Task requirements
Note each line in the data holding the string "stringzhua" and report it.

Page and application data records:
========================================

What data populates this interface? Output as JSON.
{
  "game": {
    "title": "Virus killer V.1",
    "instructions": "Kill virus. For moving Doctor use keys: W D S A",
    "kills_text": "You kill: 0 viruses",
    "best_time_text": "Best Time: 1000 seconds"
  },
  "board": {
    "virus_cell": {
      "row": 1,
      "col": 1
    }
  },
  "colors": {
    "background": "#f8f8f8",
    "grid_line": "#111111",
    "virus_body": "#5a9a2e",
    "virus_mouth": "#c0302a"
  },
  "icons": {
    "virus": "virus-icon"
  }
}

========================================

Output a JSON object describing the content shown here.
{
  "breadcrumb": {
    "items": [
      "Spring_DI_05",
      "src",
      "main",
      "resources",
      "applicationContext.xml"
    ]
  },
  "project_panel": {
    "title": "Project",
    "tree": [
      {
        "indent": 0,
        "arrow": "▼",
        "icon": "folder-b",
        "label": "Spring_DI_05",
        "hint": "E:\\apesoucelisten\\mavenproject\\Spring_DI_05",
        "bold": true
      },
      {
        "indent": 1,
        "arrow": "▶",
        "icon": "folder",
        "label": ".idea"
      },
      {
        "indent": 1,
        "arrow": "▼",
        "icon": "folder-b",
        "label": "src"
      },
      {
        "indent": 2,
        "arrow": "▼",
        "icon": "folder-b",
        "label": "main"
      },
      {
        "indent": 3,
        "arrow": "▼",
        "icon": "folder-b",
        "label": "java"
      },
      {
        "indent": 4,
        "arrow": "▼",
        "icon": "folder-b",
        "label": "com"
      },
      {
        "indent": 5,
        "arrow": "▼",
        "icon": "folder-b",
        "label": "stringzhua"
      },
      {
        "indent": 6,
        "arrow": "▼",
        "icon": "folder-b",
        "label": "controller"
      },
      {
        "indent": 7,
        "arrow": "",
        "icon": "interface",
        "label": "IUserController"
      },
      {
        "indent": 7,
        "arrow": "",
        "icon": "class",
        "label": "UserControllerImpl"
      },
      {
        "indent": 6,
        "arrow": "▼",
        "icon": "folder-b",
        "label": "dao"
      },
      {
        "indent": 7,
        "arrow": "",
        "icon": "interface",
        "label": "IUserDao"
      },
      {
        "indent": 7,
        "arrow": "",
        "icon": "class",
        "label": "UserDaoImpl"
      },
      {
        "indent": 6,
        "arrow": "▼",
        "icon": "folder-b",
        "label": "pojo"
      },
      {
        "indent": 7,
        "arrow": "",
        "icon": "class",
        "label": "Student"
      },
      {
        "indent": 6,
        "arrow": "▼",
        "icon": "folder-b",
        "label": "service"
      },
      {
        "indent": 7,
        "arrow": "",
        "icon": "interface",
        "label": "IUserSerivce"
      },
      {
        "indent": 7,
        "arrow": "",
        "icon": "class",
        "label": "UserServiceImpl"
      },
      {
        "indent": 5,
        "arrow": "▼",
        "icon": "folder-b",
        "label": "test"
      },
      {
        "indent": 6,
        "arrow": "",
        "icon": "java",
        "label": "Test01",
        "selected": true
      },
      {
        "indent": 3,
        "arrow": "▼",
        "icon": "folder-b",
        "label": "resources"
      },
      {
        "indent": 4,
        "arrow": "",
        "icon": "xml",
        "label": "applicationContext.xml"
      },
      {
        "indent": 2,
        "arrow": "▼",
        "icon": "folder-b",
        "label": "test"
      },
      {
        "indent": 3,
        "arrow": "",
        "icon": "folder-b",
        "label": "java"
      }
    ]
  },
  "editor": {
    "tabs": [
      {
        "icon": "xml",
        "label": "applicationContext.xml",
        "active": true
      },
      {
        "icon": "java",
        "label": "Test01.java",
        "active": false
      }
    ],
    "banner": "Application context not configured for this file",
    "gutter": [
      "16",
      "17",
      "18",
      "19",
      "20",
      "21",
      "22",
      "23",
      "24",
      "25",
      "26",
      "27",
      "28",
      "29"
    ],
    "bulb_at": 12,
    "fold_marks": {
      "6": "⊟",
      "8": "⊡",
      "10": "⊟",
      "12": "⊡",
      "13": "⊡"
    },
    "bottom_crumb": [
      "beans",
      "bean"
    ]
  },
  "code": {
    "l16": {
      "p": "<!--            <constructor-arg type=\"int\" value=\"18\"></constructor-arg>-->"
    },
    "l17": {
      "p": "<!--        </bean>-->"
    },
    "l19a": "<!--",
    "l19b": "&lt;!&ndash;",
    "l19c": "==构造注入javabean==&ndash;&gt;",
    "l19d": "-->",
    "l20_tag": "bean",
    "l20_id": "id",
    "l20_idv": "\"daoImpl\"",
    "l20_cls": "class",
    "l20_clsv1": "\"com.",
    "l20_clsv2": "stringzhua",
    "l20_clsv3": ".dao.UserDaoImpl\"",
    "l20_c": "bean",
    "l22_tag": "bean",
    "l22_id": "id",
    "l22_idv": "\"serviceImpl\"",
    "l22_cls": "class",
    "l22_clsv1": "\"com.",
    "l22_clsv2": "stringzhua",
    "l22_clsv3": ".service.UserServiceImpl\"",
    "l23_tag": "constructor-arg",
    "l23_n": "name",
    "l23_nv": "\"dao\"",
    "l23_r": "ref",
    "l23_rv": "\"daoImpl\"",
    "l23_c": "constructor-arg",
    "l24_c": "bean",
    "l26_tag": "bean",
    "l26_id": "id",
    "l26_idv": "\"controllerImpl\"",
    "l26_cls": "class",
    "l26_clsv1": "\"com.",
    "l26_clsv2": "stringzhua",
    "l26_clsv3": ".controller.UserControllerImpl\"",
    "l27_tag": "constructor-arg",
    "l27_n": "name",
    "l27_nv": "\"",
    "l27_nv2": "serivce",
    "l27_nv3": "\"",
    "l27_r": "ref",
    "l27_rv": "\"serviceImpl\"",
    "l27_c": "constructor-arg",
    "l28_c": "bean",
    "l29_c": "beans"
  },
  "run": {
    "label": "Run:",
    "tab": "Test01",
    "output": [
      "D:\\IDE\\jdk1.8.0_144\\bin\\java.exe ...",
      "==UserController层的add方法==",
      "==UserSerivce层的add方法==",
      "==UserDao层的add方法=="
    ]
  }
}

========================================

Output for this exercise
        "label": "stringzhua"
    "l20_clsv2": "stringzhua",
    "l22_clsv2": "stringzhua",
    "l26_clsv2": "stringzhua",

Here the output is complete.